* WORK ITEM:
Check every line of the entries below for "this", and copy the lines that have it.

##### DATA UNDER STUDY #####

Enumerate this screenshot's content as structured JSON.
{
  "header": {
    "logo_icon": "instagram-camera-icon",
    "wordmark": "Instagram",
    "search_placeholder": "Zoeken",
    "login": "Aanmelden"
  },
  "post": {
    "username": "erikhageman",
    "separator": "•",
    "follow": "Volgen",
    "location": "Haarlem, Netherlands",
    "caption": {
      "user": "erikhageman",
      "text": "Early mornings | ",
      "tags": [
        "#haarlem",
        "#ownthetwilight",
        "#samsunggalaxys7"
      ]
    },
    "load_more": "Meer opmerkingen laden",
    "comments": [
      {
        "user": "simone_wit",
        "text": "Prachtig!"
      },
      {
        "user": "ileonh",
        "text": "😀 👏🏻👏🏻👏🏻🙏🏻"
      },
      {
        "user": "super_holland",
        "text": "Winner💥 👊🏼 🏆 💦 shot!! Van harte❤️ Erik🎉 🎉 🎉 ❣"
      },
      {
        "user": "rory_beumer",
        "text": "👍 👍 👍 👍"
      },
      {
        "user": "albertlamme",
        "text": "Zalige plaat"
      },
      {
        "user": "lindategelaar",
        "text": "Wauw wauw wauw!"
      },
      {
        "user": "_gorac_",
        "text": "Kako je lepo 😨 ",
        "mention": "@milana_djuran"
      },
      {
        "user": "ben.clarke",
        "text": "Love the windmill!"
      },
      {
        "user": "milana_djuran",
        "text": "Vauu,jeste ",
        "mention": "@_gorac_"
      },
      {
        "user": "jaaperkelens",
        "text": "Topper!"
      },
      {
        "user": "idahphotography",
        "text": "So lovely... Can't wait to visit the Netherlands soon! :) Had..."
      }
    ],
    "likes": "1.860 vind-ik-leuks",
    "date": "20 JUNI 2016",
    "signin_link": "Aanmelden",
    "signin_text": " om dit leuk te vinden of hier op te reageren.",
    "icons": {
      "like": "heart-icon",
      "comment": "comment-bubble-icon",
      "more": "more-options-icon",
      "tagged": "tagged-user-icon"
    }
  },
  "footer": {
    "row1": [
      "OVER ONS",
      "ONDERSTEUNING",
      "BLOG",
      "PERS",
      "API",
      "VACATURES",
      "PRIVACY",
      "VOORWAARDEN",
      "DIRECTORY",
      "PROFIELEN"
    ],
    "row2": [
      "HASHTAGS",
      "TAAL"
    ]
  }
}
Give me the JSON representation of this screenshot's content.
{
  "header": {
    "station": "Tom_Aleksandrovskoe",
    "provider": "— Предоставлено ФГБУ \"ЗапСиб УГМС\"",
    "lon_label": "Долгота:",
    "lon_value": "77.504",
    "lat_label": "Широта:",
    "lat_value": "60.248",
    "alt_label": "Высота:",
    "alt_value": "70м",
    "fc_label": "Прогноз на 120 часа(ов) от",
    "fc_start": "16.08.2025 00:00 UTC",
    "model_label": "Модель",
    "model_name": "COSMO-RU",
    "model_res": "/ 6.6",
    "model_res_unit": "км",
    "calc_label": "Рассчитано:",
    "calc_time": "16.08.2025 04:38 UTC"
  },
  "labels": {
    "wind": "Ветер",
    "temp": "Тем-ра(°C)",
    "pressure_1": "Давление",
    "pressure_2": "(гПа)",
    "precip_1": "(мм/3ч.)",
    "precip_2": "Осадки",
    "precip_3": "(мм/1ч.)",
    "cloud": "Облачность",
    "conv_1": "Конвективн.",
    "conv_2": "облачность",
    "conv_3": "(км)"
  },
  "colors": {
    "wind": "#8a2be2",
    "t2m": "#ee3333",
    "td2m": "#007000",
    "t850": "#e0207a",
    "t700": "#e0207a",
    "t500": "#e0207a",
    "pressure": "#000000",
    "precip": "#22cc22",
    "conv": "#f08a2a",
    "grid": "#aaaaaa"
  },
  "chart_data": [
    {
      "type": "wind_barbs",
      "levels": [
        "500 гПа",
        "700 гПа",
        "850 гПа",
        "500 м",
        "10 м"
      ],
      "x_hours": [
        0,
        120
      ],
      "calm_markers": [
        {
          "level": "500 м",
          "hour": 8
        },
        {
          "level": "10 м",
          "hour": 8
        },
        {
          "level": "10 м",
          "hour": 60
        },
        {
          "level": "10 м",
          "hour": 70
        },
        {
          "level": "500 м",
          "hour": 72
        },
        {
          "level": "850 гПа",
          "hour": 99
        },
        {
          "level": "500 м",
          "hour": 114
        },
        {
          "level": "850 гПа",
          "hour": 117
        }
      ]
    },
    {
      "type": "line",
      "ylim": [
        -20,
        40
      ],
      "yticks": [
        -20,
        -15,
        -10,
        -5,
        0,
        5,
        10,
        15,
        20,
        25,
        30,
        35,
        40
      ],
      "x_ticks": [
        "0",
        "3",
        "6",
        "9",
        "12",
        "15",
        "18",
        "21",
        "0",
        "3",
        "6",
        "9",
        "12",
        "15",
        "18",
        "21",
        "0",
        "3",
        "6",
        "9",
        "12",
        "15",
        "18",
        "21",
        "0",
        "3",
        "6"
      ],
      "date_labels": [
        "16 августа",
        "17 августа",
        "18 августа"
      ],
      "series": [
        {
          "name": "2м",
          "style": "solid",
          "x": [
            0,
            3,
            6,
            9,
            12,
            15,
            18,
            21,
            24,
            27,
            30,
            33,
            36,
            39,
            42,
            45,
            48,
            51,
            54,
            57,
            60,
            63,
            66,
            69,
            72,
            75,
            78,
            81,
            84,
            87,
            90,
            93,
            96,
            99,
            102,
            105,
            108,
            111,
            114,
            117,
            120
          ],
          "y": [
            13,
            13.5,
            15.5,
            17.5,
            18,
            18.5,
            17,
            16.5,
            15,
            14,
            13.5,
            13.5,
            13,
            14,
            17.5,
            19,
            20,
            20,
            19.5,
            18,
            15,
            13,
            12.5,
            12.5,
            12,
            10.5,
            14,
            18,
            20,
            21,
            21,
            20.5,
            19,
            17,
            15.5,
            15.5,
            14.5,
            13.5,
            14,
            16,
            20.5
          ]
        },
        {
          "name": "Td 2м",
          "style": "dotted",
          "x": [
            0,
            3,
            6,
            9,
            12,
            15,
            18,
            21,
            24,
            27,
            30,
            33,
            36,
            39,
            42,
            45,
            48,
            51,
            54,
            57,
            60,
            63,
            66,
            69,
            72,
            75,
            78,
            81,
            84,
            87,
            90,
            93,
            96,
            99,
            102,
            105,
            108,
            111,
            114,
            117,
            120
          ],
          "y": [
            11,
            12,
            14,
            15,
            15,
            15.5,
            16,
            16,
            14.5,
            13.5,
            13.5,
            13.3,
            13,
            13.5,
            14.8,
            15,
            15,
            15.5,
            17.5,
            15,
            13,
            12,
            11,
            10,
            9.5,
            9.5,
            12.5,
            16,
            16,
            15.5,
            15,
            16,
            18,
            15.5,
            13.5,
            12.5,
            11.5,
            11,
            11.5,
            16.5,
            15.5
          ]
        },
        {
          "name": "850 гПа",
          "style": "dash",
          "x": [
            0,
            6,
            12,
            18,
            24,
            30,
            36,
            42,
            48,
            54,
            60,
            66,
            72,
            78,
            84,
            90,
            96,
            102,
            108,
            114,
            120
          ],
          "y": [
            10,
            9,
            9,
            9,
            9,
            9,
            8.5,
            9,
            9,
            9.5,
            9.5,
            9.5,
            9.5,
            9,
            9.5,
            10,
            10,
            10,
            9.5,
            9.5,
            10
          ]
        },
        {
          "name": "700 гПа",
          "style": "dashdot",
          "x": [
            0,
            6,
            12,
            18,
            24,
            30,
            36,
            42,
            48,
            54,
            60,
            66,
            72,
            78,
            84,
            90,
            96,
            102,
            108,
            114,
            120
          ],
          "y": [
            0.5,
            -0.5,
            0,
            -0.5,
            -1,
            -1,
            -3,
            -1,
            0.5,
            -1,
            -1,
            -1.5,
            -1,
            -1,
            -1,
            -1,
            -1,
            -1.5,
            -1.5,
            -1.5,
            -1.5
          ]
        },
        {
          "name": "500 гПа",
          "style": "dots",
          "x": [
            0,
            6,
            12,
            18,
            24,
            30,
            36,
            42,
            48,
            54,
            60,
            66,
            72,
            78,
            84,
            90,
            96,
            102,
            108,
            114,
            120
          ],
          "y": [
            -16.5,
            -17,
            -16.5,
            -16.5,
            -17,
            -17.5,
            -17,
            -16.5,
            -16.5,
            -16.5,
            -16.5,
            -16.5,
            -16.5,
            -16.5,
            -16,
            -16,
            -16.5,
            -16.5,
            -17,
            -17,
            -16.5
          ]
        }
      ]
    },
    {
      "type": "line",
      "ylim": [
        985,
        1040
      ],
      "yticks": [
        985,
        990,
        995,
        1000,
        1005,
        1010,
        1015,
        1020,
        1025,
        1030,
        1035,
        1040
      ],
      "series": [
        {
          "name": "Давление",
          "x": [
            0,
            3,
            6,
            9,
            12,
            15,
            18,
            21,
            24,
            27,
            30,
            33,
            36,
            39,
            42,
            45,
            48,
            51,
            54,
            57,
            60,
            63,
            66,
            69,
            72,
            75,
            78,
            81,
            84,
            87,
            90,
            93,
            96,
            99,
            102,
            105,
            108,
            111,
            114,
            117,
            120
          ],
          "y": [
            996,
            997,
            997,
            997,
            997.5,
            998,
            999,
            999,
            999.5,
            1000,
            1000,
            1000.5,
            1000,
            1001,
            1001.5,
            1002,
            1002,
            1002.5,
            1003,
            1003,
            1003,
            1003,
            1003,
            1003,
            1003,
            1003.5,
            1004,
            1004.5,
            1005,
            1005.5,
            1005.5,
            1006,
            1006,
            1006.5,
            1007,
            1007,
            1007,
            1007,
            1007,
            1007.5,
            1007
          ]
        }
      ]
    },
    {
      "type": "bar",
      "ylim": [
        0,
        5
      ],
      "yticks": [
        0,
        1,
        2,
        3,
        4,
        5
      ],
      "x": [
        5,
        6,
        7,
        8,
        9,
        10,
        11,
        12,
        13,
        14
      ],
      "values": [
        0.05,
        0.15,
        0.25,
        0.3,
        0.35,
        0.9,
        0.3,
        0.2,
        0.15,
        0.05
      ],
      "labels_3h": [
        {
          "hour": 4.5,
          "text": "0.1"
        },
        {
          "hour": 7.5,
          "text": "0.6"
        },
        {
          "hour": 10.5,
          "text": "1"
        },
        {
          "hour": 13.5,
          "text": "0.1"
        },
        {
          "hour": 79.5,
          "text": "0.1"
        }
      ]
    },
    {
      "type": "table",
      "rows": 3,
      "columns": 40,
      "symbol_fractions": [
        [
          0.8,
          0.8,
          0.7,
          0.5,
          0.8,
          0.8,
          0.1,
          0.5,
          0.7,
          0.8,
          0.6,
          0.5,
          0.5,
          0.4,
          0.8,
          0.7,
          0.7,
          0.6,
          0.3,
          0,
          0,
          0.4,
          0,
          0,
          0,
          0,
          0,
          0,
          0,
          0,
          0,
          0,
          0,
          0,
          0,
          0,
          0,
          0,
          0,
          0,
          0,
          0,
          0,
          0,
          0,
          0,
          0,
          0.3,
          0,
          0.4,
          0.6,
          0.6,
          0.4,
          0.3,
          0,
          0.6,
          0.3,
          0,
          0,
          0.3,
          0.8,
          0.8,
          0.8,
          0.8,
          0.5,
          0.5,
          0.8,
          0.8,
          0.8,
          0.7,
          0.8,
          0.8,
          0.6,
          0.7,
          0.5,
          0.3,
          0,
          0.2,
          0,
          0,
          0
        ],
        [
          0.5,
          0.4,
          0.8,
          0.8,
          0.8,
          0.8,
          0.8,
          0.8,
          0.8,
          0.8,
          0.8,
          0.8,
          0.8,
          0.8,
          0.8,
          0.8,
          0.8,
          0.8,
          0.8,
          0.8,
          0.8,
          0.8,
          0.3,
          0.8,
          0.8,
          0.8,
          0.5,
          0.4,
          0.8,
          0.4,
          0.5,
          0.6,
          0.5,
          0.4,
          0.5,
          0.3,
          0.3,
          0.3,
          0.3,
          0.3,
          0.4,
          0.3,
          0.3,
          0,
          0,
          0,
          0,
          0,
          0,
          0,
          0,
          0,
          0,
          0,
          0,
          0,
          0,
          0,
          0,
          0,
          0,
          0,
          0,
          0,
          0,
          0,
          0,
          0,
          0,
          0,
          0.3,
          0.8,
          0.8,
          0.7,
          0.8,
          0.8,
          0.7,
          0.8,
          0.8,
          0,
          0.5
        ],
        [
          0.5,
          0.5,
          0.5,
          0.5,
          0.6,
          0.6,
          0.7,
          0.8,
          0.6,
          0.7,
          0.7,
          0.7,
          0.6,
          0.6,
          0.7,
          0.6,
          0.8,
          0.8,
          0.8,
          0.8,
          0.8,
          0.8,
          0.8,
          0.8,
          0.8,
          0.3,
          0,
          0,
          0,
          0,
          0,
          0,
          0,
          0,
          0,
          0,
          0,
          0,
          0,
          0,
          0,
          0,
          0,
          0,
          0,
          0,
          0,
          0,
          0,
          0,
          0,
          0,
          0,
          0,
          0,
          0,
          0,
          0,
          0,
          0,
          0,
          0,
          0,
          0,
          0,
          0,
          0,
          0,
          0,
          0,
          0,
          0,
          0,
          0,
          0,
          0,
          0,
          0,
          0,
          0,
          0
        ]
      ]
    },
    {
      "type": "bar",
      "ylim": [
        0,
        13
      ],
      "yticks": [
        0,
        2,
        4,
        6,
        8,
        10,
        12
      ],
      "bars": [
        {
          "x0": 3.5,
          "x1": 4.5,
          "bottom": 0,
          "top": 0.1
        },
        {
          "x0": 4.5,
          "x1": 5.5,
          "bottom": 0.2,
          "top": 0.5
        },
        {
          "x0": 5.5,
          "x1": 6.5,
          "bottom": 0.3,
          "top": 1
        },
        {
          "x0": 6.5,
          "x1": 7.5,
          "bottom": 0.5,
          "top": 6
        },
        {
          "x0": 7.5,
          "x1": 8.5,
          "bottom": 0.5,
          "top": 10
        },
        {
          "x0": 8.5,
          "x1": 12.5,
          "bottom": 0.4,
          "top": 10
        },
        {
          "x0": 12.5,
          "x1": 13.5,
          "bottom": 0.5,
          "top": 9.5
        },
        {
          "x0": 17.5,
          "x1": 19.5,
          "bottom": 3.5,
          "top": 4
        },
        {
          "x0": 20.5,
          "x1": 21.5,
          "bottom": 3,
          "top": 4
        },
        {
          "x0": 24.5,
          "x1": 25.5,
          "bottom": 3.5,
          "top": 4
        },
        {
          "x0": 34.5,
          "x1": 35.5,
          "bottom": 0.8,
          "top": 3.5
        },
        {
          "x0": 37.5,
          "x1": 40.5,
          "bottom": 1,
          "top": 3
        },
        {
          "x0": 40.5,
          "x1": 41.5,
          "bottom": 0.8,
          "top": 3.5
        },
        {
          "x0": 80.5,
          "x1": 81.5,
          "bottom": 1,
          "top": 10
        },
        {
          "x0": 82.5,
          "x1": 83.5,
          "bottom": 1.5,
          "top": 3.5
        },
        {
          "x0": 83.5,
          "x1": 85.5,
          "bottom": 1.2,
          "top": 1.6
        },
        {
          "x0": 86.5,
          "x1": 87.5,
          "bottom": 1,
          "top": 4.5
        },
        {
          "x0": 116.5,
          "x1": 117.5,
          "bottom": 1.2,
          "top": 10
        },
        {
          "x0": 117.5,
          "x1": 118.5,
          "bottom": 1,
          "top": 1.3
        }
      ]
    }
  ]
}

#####

* RESPONSE AREA:
Enumerate this screenshot's content as structured JSON.
Give me the JSON representation of this screenshot's content.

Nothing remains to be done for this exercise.